***** Entries shown *****

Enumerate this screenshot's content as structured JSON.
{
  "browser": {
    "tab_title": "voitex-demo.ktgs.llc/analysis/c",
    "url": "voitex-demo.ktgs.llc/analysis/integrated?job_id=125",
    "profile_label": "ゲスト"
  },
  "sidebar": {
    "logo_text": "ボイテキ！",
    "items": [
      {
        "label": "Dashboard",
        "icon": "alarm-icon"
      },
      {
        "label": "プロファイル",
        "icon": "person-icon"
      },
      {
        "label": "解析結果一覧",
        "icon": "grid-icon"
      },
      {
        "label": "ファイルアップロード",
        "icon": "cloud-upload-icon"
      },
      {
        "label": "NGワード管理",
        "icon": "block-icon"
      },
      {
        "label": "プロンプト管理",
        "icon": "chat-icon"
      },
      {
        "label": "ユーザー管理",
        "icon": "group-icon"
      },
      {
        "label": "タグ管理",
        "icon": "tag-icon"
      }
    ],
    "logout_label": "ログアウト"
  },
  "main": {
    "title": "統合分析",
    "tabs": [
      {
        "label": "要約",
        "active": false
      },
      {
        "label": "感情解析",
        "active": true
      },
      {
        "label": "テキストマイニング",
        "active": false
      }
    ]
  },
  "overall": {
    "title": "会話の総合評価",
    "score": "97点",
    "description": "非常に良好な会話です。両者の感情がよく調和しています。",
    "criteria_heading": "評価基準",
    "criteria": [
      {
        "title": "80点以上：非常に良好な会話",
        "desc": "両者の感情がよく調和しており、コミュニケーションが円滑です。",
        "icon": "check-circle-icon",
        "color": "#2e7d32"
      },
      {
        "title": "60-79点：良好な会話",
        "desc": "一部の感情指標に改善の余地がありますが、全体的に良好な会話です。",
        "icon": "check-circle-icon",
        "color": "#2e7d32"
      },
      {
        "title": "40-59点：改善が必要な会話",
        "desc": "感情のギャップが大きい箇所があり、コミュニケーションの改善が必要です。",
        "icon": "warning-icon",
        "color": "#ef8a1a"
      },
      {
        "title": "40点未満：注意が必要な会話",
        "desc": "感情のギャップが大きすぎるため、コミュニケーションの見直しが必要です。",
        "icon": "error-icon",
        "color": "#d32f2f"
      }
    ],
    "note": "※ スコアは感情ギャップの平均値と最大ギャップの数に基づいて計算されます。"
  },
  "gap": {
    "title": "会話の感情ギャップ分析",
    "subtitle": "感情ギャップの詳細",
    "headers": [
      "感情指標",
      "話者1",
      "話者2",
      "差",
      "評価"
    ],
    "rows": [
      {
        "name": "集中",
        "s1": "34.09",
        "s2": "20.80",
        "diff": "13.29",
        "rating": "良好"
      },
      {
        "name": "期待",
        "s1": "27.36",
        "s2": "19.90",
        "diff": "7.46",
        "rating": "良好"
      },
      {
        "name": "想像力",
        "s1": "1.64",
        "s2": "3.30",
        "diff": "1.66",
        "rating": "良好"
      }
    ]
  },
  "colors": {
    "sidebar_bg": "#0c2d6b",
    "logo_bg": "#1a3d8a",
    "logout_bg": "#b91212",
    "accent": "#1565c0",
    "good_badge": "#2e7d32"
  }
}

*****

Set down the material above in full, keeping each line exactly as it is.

Enumerate this screenshot's content as structured JSON.
{
  "browser": {
    "tab_title": "voitex-demo.ktgs.llc/analysis/c",
    "url": "voitex-demo.ktgs.llc/analysis/integrated?job_id=125",
    "profile_label": "ゲスト"
  },
  "sidebar": {
    "logo_text": "ボイテキ！",
    "items": [
      {
        "label": "Dashboard",
        "icon": "alarm-icon"
      },
      {
        "label": "プロファイル",
        "icon": "person-icon"
      },
      {
        "label": "解析結果一覧",
        "icon": "grid-icon"
      },
      {
        "label": "ファイルアップロード",
        "icon": "cloud-upload-icon"
      },
      {
        "label": "NGワード管理",
        "icon": "block-icon"
      },
      {
        "label": "プロンプト管理",
        "icon": "chat-icon"
      },
      {
        "label": "ユーザー管理",
        "icon": "group-icon"
      },
      {
        "label": "タグ管理",
        "icon": "tag-icon"
      }
    ],
    "logout_label": "ログアウト"
  },
  "main": {
    "title": "統合分析",
    "tabs": [
      {
        "label": "要約",
        "active": false
      },
      {
        "label": "感情解析",
        "active": true
      },
      {
        "label": "テキストマイニング",
        "active": false
      }
    ]
  },
  "overall": {
    "title": "会話の総合評価",
    "score": "97点",
    "description": "非常に良好な会話です。両者の感情がよく調和しています。",
    "criteria_heading": "評価基準",
    "criteria": [
      {
        "title": "80点以上：非常に良好な会話",
        "desc": "両者の感情がよく調和しており、コミュニケーションが円滑です。",
        "icon": "check-circle-icon",
        "color": "#2e7d32"
      },
      {
        "title": "60-79点：良好な会話",
        "desc": "一部の感情指標に改善の余地がありますが、全体的に良好な会話です。",
        "icon": "check-circle-icon",
        "color": "#2e7d32"
      },
      {
        "title": "40-59点：改善が必要な会話",
        "desc": "感情のギャップが大きい箇所があり、コミュニケーションの改善が必要です。",
        "icon": "warning-icon",
        "color": "#ef8a1a"
      },
      {
        "title": "40点未満：注意が必要な会話",
        "desc": "感情のギャップが大きすぎるため、コミュニケーションの見直しが必要です。",
        "icon": "error-icon",
        "color": "#d32f2f"
      }
    ],
    "note": "※ スコアは感情ギャップの平均値と最大ギャップの数に基づいて計算されます。"
  },
  "gap": {
    "title": "会話の感情ギャップ分析",
    "subtitle": "感情ギャップの詳細",
    "headers": [
      "感情指標",
      "話者1",
      "話者2",
      "差",
      "評価"
    ],
    "rows": [
      {
        "name": "集中",
        "s1": "34.09",
        "s2": "20.80",
        "diff": "13.29",
        "rating": "良好"
      },
      {
        "name": "期待",
        "s1": "27.36",
        "s2": "19.90",
        "diff": "7.46",
        "rating": "良好"
      },
      {
        "name": "想像力",
        "s1": "1.64",
        "s2": "3.30",
        "diff": "1.66",
        "rating": "良好"
      }
    ]
  },
  "colors": {
    "sidebar_bg": "#0c2d6b",
    "logo_bg": "#1a3d8a",
    "logout_bg": "#b91212",
    "accent": "#1565c0",
    "good_badge": "#2e7d32"
  }
}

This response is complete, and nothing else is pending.